And this is what the Tsai administration has done – as U.S.-China trade and maritime conflict have caused relations to fall into a nadir in recent months, Taiwan has seized the initiative to stand with its American ally against the perceived Chinese threat.
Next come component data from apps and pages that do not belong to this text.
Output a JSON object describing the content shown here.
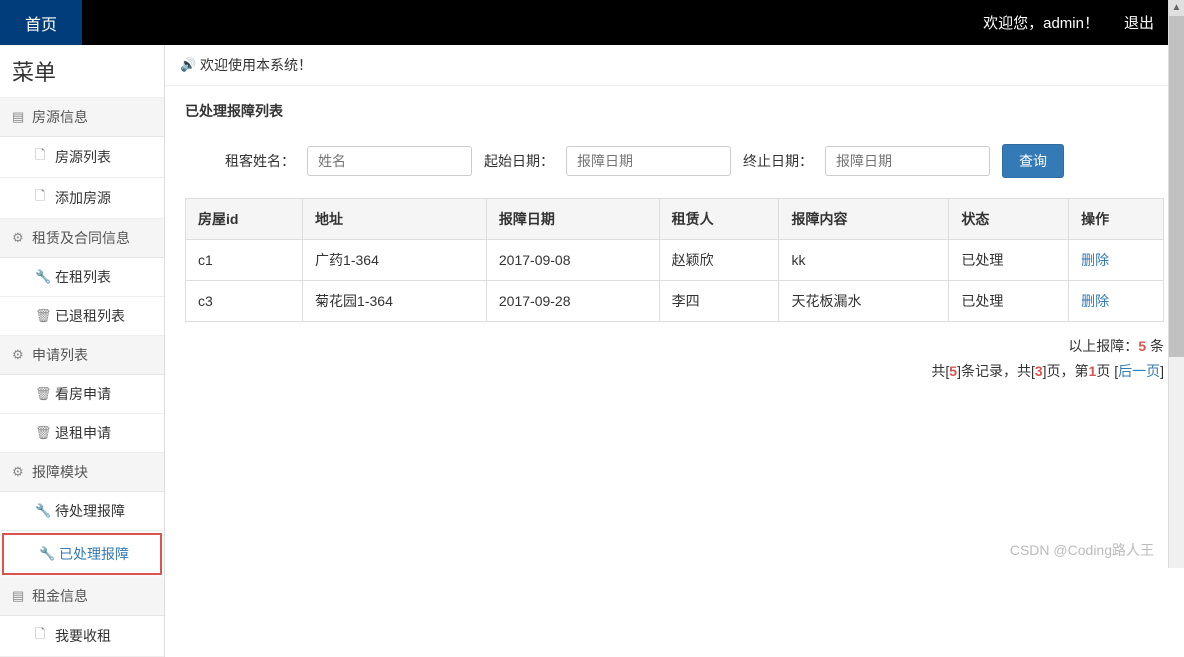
{
  "topbar": {
    "home": "首页",
    "welcome": "欢迎您，admin！",
    "logout": "退出"
  },
  "sidebar": {
    "title": "菜单",
    "groups": [
      {
        "label": "房源信息",
        "icon": "building",
        "items": [
          {
            "label": "房源列表",
            "icon": "file"
          },
          {
            "label": "添加房源",
            "icon": "file"
          }
        ]
      },
      {
        "label": "租赁及合同信息",
        "icon": "cog",
        "items": [
          {
            "label": "在租列表",
            "icon": "wrench"
          },
          {
            "label": "已退租列表",
            "icon": "trash"
          }
        ]
      },
      {
        "label": "申请列表",
        "icon": "cog",
        "items": [
          {
            "label": "看房申请",
            "icon": "trash"
          },
          {
            "label": "退租申请",
            "icon": "trash"
          }
        ]
      },
      {
        "label": "报障模块",
        "icon": "cog",
        "items": [
          {
            "label": "待处理报障",
            "icon": "wrench"
          },
          {
            "label": "已处理报障",
            "icon": "wrench",
            "active": true
          }
        ]
      },
      {
        "label": "租金信息",
        "icon": "building",
        "items": [
          {
            "label": "我要收租",
            "icon": "file"
          }
        ]
      }
    ]
  },
  "notice": "欢迎使用本系统！",
  "section_title": "已处理报障列表",
  "search": {
    "name_label": "租客姓名：",
    "name_ph": "姓名",
    "start_label": "起始日期：",
    "start_ph": "报障日期",
    "end_label": "终止日期：",
    "end_ph": "报障日期",
    "btn": "查询"
  },
  "table": {
    "headers": [
      "房屋id",
      "地址",
      "报障日期",
      "租赁人",
      "报障内容",
      "状态",
      "操作"
    ],
    "rows": [
      {
        "id": "c1",
        "addr": "广药1-364",
        "date": "2017-09-08",
        "tenant": "赵颖欣",
        "content": "kk",
        "status": "已处理",
        "op": "删除"
      },
      {
        "id": "c3",
        "addr": "菊花园1-364",
        "date": "2017-09-28",
        "tenant": "李四",
        "content": "天花板漏水",
        "status": "已处理",
        "op": "删除"
      }
    ]
  },
  "summary": {
    "line1_pre": "以上报障：",
    "line1_num": "5",
    "line1_suf": " 条",
    "line2_a": "共[",
    "line2_b": "5",
    "line2_c": "]条记录，共[",
    "line2_d": "3",
    "line2_e": "]页，第",
    "line2_f": "1",
    "line2_g": "页 [",
    "line2_link": "后一页",
    "line2_h": "]"
  },
  "watermark": "CSDN @Coding路人王"
}
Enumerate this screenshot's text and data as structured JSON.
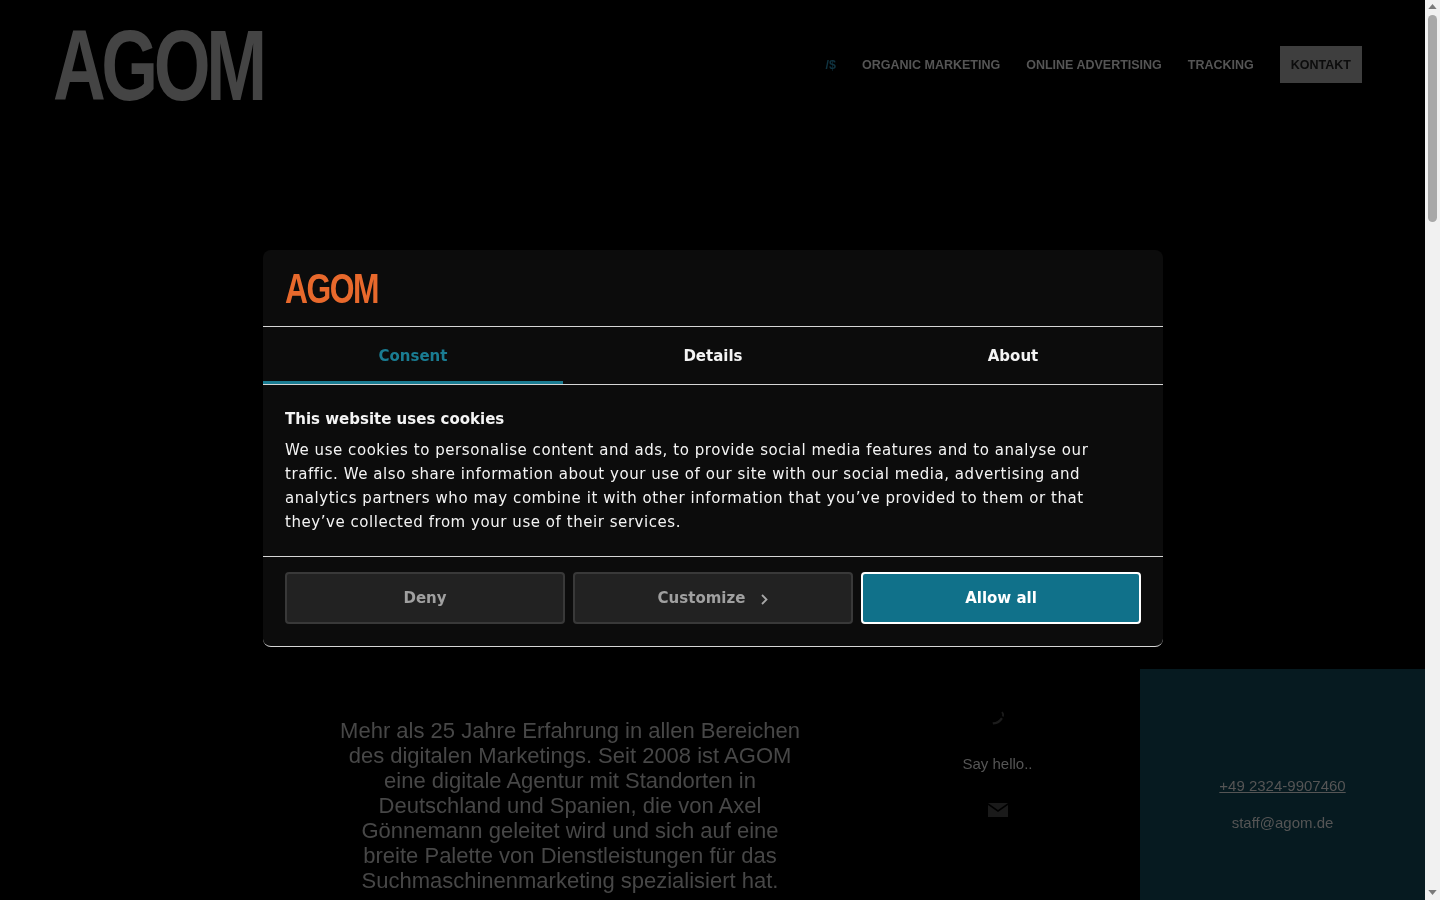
{
  "header": {
    "logo": "AGOM",
    "nav": [
      {
        "label": "/$",
        "kind": "symbol"
      },
      {
        "label": "ORGANIC MARKETING",
        "kind": "link"
      },
      {
        "label": "ONLINE ADVERTISING",
        "kind": "link"
      },
      {
        "label": "TRACKING",
        "kind": "link"
      },
      {
        "label": "KONTAKT",
        "kind": "button"
      }
    ]
  },
  "cookie_dialog": {
    "logo": "AGOM",
    "tabs": [
      {
        "label": "Consent",
        "selected": true
      },
      {
        "label": "Details",
        "selected": false
      },
      {
        "label": "About",
        "selected": false
      }
    ],
    "heading": "This website uses cookies",
    "text": "We use cookies to personalise content and ads, to provide social media features and to analyse our traffic. We also share information about your use of our site with our social media, advertising and analytics partners who may combine it with other information that you’ve provided to them or that they’ve collected from your use of their services.",
    "buttons": [
      {
        "label": "Deny",
        "kind": "secondary"
      },
      {
        "label": "Customize",
        "kind": "more"
      },
      {
        "label": "Allow all",
        "kind": "primary"
      }
    ]
  },
  "intro": {
    "text": "Mehr als 25 Jahre Erfahrung in allen Bereichen des digitalen Marketings. Seit 2008 ist AGOM eine digitale Agentur mit Standorten in Deutschland und Spanien, die von Axel Gönnemann geleitet wird und sich auf eine breite Palette von Dienstleistungen für das Suchmaschinenmarketing spezialisiert hat."
  },
  "contact": {
    "label": "Say hello.."
  },
  "contact_panel": {
    "phone": "+49 2324-9907460",
    "email": "staff@agom.de"
  }
}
It is worth noting that Beijing has never renounced the use of force against Taipei, should the latter choose to declare independence or when reunification of Taiwan with the mainland is no longer possible through peaceful means.

Third, Taiwan has of late emphasised repeatedly in public statements about the sanctity of democracy, tying it to ‘common values’ that it shares with America.

These – while undoubtedly meant to anger Beijing, who continues to practice authoritarian governance with single party and strongman rule – are mainly intended to invoke feelings of brotherhood with the U.S. and ingrain the notion among American policy-makers that they should support Taiwanese interests over Chinese interests.

After all, as the Tsai administration has eloquently articulated, it would make sense for the U.S. to side with the party that practices the same values of democracy and human rights, instead of a Chinese regime that pays scant attention to these issues.

What lies ahead for cross-strait relations in 2018?

Therefore, the combination of factors – an increasingly hawkish U.S. stance against China, Beijing’s antagonistic retaliatory actions against Washington, and Taiwan’s successful pitch of itself as a valued American partner – have allowed Taiwan to enhance its leverage in cross-strait relations.

This is despite China taking pains to restrict Taiwan’s diplomatic space by convincing the latter’s allies – El Salvador being a case in point – to break off ties with promises of investment and economic growth.

Looking at the current trajectory, cross-strait conflict – at least economic and diplomatic coercion on Beijing’s part – looks set to continue. This is especially as Taiwanese municipal elections, traditionally an indicative barometer of public sentiment toward the ruling party, will be held in November this year. At about the same time, America will hold midterm Congressional and local elections.

The issue of the ‘China threat’ will feature strongly in both elections. As campaigning leading up to elections proceeds, it is very likely that the U.S. and Taiwan will ramp up anti-China rhetoric as they appeal to their respective voter bases concerned – or disgruntled – about Chinese actions in recent months.

With this backdrop, it is no wonder that analysts are increasingly pessimistic about cross-strait relations. One can only hope that common sense will prevail over the domestic political need to win elections – and avoid triggering the next episode of cross-strait conflict.

Topics ChinaU.S.